--- Given data ---

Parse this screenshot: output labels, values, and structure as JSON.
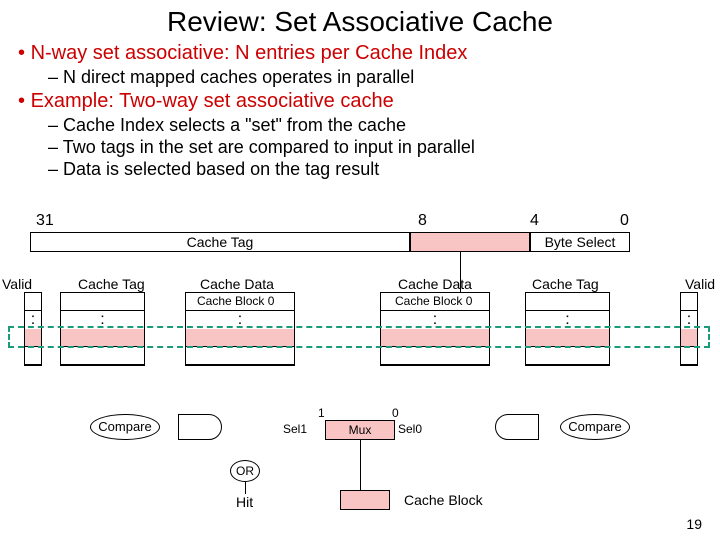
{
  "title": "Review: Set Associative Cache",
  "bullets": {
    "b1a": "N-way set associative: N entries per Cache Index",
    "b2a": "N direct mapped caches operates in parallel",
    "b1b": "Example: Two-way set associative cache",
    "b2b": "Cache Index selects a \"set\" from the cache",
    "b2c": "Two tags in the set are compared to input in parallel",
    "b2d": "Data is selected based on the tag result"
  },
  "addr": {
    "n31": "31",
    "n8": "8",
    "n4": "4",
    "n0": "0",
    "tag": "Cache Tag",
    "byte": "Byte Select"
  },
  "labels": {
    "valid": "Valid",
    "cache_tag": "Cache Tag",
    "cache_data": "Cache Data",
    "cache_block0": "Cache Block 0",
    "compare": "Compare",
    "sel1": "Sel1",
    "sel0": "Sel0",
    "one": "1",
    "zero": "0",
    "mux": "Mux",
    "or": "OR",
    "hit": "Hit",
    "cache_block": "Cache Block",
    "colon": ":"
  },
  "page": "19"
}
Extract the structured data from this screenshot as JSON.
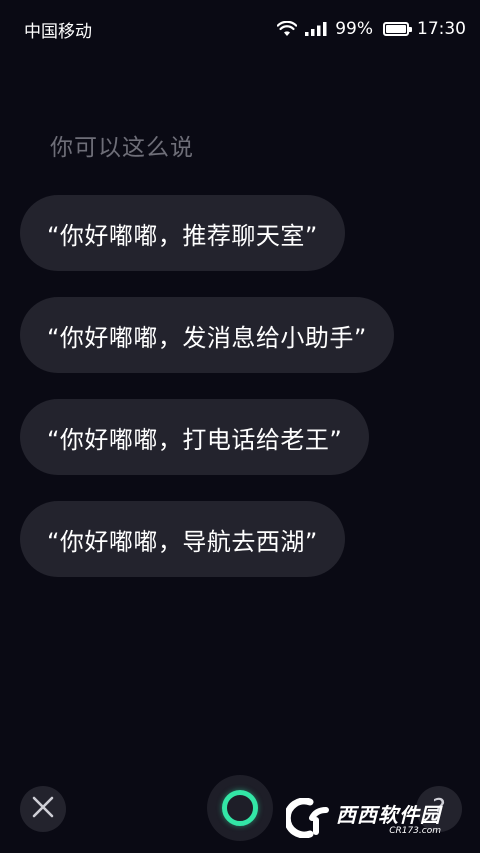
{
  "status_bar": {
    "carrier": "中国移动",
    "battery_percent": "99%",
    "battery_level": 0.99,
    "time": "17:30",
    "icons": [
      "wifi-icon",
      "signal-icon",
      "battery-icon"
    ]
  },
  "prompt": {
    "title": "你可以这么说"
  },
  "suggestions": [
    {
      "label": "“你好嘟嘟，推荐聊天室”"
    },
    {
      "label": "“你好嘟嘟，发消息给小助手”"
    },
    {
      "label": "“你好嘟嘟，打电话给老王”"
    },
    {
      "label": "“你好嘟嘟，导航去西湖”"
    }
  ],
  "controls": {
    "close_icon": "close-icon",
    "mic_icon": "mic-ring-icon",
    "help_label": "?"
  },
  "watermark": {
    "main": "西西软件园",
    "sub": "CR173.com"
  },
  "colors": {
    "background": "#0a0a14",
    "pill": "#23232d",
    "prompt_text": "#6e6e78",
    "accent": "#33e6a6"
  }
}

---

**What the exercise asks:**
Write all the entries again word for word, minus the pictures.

**Expected output:**
Parse this screenshot: output labels, values, and structure as JSON.
{
  "title": "Review: Set Associative Cache",
  "bullets": {
    "b1a": "N-way set associative: N entries per Cache Index",
    "b2a": "N direct mapped caches operates in parallel",
    "b1b": "Example: Two-way set associative cache",
    "b2b": "Cache Index selects a \"set\" from the cache",
    "b2c": "Two tags in the set are compared to input in parallel",
    "b2d": "Data is selected based on the tag result"
  },
  "addr": {
    "n31": "31",
    "n8": "8",
    "n4": "4",
    "n0": "0",
    "tag": "Cache Tag",
    "byte": "Byte Select"
  },
  "labels": {
    "valid": "Valid",
    "cache_tag": "Cache Tag",
    "cache_data": "Cache Data",
    "cache_block0": "Cache Block 0",
    "compare": "Compare",
    "sel1": "Sel1",
    "sel0": "Sel0",
    "one": "1",
    "zero": "0",
    "mux": "Mux",
    "or": "OR",
    "hit": "Hit",
    "cache_block": "Cache Block",
    "colon": ":"
  },
  "page": "19"
}
Extract the structured data from this screenshot as JSON.
{
  "status_bar": {
    "carrier": "中国移动",
    "battery_percent": "99%",
    "battery_level": 0.99,
    "time": "17:30",
    "icons": [
      "wifi-icon",
      "signal-icon",
      "battery-icon"
    ]
  },
  "prompt": {
    "title": "你可以这么说"
  },
  "suggestions": [
    {
      "label": "“你好嘟嘟，推荐聊天室”"
    },
    {
      "label": "“你好嘟嘟，发消息给小助手”"
    },
    {
      "label": "“你好嘟嘟，打电话给老王”"
    },
    {
      "label": "“你好嘟嘟，导航去西湖”"
    }
  ],
  "controls": {
    "close_icon": "close-icon",
    "mic_icon": "mic-ring-icon",
    "help_label": "?"
  },
  "watermark": {
    "main": "西西软件园",
    "sub": "CR173.com"
  },
  "colors": {
    "background": "#0a0a14",
    "pill": "#23232d",
    "prompt_text": "#6e6e78",
    "accent": "#33e6a6"
  }
}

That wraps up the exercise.